The first time I brought my husband (then boyfriend) to meet my father in Staten Island I was anxious about being on time. My father appreciated and demanded promptness; it coursed through his Russian blood, and it wasn’t just from his two years in the Soviet army. I was brought up respecting the clock and to value our ever fleeting minutes. To this day, I can accurately tell you what time it is within ten minutes (even in the middle of the night). My husband is the polar opposite. His time is NOW and it doesn’t matter how long it takes to get there, how bad the traffic is, or how late you arrive, it’s always just now and that’s where we’ll exist happily – and usually having a grand ole time. It’s a euphoric place to live, but you have to really love him to accept this habit wholeheartedly.
It doesn’t come easily to me. I spent years getting annoyed and angry with him; we had fights, I made up earlier times, I showed up late myself to teach him a lesson – but none of it mattered. It wasn’t about me or anyone else. He lives according to the beating of his heart and that’s the ticking around which life revolves. (Note: since we’ve had our daughter, he has never been late to pick her up from anything.) He swears it is not his intention to piss me off or certainly disrespect me. He just refuses to lobotomize his lifestyle to suit mine (or yours). What’s fifteen minutes between friends (or lovers)? It’s still a daily battle. I tell him we have to leave at 11 am (if we really have to leave at 11:30) and we won’t get there in time. I tell my friends we’ll be half an hour later than I tell my husband, and you guessed it, we’ll be 15 minutes late.

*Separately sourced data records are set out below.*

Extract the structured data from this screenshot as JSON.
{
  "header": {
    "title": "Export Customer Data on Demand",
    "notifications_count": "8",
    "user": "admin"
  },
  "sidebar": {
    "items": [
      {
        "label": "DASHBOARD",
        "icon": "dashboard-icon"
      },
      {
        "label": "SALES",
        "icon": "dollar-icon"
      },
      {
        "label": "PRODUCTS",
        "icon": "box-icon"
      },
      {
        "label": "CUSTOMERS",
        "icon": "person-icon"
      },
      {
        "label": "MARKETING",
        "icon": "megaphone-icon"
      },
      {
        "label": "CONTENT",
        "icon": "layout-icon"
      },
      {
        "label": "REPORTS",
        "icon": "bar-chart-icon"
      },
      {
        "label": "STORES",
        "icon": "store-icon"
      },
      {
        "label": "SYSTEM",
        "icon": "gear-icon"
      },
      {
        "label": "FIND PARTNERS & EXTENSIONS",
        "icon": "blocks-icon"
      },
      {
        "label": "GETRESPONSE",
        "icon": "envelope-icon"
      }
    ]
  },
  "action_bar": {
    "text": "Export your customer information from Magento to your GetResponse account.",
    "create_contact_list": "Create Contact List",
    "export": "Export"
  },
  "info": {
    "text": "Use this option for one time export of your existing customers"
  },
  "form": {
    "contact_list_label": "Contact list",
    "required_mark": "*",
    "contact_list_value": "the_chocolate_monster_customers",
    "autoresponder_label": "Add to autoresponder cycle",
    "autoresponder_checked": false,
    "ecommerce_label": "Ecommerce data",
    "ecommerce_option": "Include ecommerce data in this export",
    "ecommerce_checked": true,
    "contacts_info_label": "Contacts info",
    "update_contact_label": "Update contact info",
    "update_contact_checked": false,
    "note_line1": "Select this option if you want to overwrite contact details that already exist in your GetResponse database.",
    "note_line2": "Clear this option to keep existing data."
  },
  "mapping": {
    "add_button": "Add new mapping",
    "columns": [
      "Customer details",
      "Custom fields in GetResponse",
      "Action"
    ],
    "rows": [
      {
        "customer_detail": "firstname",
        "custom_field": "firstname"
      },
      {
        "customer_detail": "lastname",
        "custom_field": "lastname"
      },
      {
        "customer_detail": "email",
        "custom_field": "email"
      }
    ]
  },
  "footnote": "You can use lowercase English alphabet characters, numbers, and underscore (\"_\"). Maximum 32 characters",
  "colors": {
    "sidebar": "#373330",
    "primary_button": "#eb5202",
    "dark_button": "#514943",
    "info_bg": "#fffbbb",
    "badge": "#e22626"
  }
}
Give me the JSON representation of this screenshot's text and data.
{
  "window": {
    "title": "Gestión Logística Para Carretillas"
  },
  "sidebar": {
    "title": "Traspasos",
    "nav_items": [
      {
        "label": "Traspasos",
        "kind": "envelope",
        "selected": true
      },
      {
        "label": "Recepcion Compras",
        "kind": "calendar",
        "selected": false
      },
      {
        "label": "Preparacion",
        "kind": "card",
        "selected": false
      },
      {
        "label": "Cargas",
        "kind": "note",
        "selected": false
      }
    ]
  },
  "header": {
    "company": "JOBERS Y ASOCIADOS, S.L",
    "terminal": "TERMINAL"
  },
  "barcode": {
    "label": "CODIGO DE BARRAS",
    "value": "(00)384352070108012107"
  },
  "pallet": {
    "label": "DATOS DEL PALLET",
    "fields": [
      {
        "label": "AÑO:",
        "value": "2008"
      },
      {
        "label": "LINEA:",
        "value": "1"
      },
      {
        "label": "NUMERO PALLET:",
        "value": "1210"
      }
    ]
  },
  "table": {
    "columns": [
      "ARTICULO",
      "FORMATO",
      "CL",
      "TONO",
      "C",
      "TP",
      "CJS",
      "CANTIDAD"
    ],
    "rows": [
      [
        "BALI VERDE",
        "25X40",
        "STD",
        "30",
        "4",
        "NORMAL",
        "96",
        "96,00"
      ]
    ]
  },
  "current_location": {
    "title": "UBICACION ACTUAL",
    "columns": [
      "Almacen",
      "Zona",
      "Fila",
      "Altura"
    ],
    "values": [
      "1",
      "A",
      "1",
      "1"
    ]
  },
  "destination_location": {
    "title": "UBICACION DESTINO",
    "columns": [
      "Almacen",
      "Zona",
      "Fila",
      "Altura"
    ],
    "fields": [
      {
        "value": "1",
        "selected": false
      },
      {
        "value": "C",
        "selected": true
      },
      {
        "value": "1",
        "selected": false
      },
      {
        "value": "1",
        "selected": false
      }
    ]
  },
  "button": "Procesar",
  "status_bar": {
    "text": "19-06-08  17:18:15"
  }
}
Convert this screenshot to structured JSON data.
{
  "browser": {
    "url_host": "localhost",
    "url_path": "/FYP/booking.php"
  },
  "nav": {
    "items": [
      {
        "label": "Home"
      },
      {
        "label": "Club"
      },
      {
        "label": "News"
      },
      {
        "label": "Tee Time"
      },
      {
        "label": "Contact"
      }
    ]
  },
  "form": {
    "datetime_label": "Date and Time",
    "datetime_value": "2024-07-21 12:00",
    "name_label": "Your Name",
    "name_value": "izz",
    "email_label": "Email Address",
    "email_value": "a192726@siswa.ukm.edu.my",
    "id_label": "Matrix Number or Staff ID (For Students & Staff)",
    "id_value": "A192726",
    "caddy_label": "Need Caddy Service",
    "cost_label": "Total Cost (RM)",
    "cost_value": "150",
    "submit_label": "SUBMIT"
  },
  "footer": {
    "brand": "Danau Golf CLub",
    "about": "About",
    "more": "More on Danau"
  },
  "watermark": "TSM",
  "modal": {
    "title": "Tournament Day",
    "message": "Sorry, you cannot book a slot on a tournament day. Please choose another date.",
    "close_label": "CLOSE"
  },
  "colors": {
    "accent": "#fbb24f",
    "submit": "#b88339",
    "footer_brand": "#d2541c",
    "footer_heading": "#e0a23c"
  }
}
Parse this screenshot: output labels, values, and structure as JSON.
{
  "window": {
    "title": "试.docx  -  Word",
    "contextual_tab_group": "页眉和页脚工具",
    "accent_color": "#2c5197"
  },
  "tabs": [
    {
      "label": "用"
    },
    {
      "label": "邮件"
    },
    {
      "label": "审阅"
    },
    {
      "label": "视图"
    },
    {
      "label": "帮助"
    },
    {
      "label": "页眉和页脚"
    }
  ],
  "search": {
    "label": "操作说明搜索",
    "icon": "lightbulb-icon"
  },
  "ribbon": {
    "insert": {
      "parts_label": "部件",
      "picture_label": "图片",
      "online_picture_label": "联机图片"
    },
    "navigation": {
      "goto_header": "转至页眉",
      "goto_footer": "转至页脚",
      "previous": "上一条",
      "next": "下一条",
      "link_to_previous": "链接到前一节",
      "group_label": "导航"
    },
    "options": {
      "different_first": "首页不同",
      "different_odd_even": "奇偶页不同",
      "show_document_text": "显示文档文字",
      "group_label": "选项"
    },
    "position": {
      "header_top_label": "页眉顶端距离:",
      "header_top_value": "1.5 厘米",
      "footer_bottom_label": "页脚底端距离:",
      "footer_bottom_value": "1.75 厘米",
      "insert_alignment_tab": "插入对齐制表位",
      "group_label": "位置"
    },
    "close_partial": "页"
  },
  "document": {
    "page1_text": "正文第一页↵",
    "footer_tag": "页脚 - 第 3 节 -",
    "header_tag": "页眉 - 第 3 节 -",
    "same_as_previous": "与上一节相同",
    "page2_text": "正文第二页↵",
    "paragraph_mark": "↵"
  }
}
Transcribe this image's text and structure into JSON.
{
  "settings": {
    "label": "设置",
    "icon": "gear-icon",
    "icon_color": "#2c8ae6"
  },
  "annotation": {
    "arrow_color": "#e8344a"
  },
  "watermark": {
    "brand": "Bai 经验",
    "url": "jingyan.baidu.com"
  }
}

That first visit to my dad’s, I was able to predict our arrival time because I relied on the timely Staten Island Ferry schedule. When we got to my dad’s house, my boyfriend and I ventured out to pick up some Chinese food. On our short trip away from the house, I hurried him through every red light urging him to stop looking around so much. I didn’t want to waste time looking in the windows of the strip mall boutiques. I wanted to get home fast; I could feel my father’s gaze upon the clock. (Mind you, I was 33 years old with a 6-year-old of my own.) We arrived back at the house and my father made a sarcastic comment about taking so long. We spent ten minutes bickering about the five minutes we were late and finally my boyfriend called my Jewish father a “Nazi of time.” I still hear the comment echoing through the air with a reverberation of striking a gong.
My husband’s point was that my father’s perpetual hovering over every minute gave me an irrational obsession with timeliness. My husband’s mother, on the other hand, never wore a watch and wasn’t on time to pick him up from school once. She trained her kids this way just like my father trained me to be on time. Today I’m amazed at my kids’ lackadaisical attitude towards time. They won’t complain about “wasting time” standing in line for rides or movies. They don’t understand how fleeting our minutes are; how each one is numbered, how we only have a limited amount. Children live, joyfully, in the same bubble as my artist husband.